Mica Cruz is no stranger to the blog with the remarkable Making of Matelasse Film published back in 2013. The scene and visuals he’ll cover in this article were created for a BECG Course called BePro Black Chair – CGI Photography some time ago, specifically aimed towards those who want to learn how to correctly set the V-Ray physical camera like a real DSLR camera and understand the V-Ray lights to simulate any kind of light situation. It is a simple, but a very detailed scene that great lighting. And you know what else? It is going to be open for you for free!
Stay tuned for more information about when and how to get access to this scene and course for free! Till then… check out what it is all about.
I like to thank Ronen for the opportunity to show my work on his blog. Thank you very much, Ronen!
About the project
This project was created for a BECG Course called BePro Black Chair – CGI Photography. A complete course made for those who want to learn how to correctly set the V-Ray physical camera like a real DSLR camera and understand the V-Ray lights to simulate any lighting situation.
Expect the unexpected
The briefing is (almost) always the starting point, but sometimes things go south from that pretty quickly. I remember many cases where the initial demand was stated as a “small project” and then ended up being printed in large formats, such as catalogs and posters for the company.
This represents a huge problem if you take only into consideration the initial proposition. If you can, always create your models with medium to high poly density, because you never know if somewhere down the road, you will need a close-up of a particular spot on your scene.
It takes longer to do that, but in my experience being prepared for the unexpected is a must this day. The best part about it is that you are always ready to deliver high quality results, no matter the changes they ask you to do.
You need to have a set of skills beyond the 3D world, and photography is essential.
We are not creating only a “visual piece,” it’s a complete message to be created using polygons. To have the ability to imagine and create any environment and then add your client product or service to it, is something that the traditional photography cannot reach with flexibility and timesaving skills of a CGI Photo.
With traditional photography, even using the best equipment, the results will always be limited. The set eventually will be dismantled, the actors and crew will be off, and everything will be left to the post-production. There’s no possibility to change the point of view, to add or subtract a light source, to focus or refocus the elements on the scene.
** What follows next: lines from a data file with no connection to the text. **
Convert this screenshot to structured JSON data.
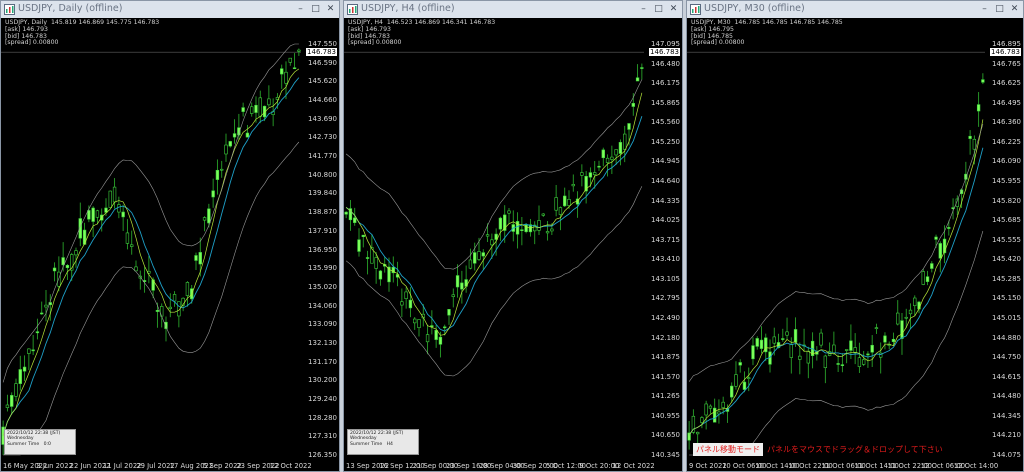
{
  "windows": [
    {
      "title": "USDJPY, Daily (offline)",
      "info": [
        "USDJPY, Daily  145.819 146.869 145.775 146.783",
        "[ask] 146.793",
        "[bid] 146.783",
        "[spread] 0.00800"
      ],
      "current_price": "146.783",
      "price_labels": [
        "147.550",
        "146.590",
        "145.620",
        "144.660",
        "143.690",
        "142.730",
        "141.770",
        "140.800",
        "139.840",
        "138.870",
        "137.910",
        "136.950",
        "135.990",
        "135.020",
        "134.060",
        "133.090",
        "132.130",
        "131.170",
        "130.200",
        "129.240",
        "128.280",
        "127.310",
        "126.350"
      ],
      "time_labels": [
        "16 May 2022",
        "3 Jun 2022",
        "22 Jun 2022",
        "11 Jul 2022",
        "29 Jul 2022",
        "17 Aug 2022",
        "5 Sep 2022",
        "23 Sep 2022",
        "12 Oct 2022"
      ],
      "mini_panel": [
        "2022/10/12 22:38 (JST)",
        "Wednesday",
        "Summer Time   0:0"
      ]
    },
    {
      "title": "USDJPY, H4 (offline)",
      "info": [
        "USDJPY, H4  146.523 146.869 146.341 146.783",
        "[ask] 146.793",
        "[bid] 146.783",
        "[spread] 0.00800"
      ],
      "current_price": "146.783",
      "price_labels": [
        "147.095",
        "146.480",
        "146.175",
        "145.865",
        "145.560",
        "145.250",
        "144.945",
        "144.640",
        "144.335",
        "144.025",
        "143.715",
        "143.410",
        "143.105",
        "142.795",
        "142.490",
        "142.180",
        "141.875",
        "141.570",
        "141.265",
        "140.955",
        "140.650",
        "140.345"
      ],
      "time_labels": [
        "13 Sep 2022",
        "16 Sep 12:00",
        "21 Sep 00:00",
        "23 Sep 16:00",
        "28 Sep 04:00",
        "30 Sep 20:00",
        "5 Oct 12:00",
        "9 Oct 20:00",
        "12 Oct 2022"
      ],
      "mini_panel": [
        "2022/10/12 22:38 (JST)",
        "Wednesday",
        "Summer Time   H4"
      ]
    },
    {
      "title": "USDJPY, M30 (offline)",
      "info": [
        "USDJPY, M30  146.785 146.785 146.785 146.785",
        "[ask] 146.795",
        "[bid] 146.785",
        "[spread] 0.00800"
      ],
      "current_price": "146.783",
      "price_labels": [
        "146.895",
        "146.765",
        "146.625",
        "146.495",
        "146.360",
        "146.225",
        "146.090",
        "145.955",
        "145.820",
        "145.685",
        "145.555",
        "145.420",
        "145.285",
        "145.150",
        "145.015",
        "144.880",
        "144.750",
        "144.615",
        "144.480",
        "144.345",
        "144.210",
        "144.075"
      ],
      "time_labels": [
        "9 Oct 2022",
        "10 Oct 06:00",
        "10 Oct 14:00",
        "10 Oct 22:00",
        "11 Oct 06:00",
        "11 Oct 14:00",
        "11 Oct 22:00",
        "12 Oct 06:00",
        "12 Oct 14:00"
      ],
      "notice": "パネル移動モード",
      "notice2": "パネルをマウスでドラッグ＆ドロップして下さい"
    }
  ]
}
But to take advantage of the digital tools, we must face this type of job as if we were the actual photographer. The importance of framing the scene with good composition, of getting the correct image with the exposure triangle carefully set on manual mode, the focus where it needs to be, etc., gives us a huge advantage to set our Vray camera on the scene.
Light and presence
One thing must be very clear from now on: the most important element on your render, it’s not your client’s product, the set, or the camera position; it’s light.
Light is the king of any great image. Without this awareness, you’ll end up rendering a “plain” image, with no depth or photographic characteristic to your scene.
Mastering light is far more important than mastering a particular render or program; it’s an essential skill that will be used throughout your career.
On this scene, there’s only one light source, a window on the left. Our subject is the black chair, but it cannot define the whole scene. Light is all that matters.
3D models for high-resolution images
Aware of all this it’s time to create. The attention to details will always be important and by creating models with that in mind, will always make your job in the long run easier. For a high-resolution render, that’s the only way to go. Sure you can set your camera to a wider aperture value to get that background out of focus, eliminating the need for a higher level of detail on the area, but that is not the best route to follow. On interior scenes like this, everything must be in focus. All the elements are important, they create together the overall “look” and if blurred or distorted would lose its CGI photography quality.
These close-up shots are ready to be made, at any time, because everything was created with max quality in mind. Even the finest textures will be visible once that camera gets closer, or set to a higher f-stop value.
Use all the available time to create the best scene you can make, shortcuts can make your journey faster, but you may never know how is the road ahead.
Thank you for the attention!
With more than twelve years experience in the digital industry, Mica Cruz is a freelancer CG/Concept Artist. He is also a CG instructor at BECG Workshop.
About Mica Cruz
Mica is specialized in computer-generated imagery (CGI) for film, animation, interactive websites and advertising images.
About BECG Workshop
A Brazilian Online school created in 2014 by Mica Cruz, to teach students how to become CG artists, and for those already on the market, to learn new techniques to boost careers around the globe.
All the courses are focused on work routines with practical content. The school also provides a certification program to its students.
Currently, the available lessons are presented in English and also Brazillian Portuguese.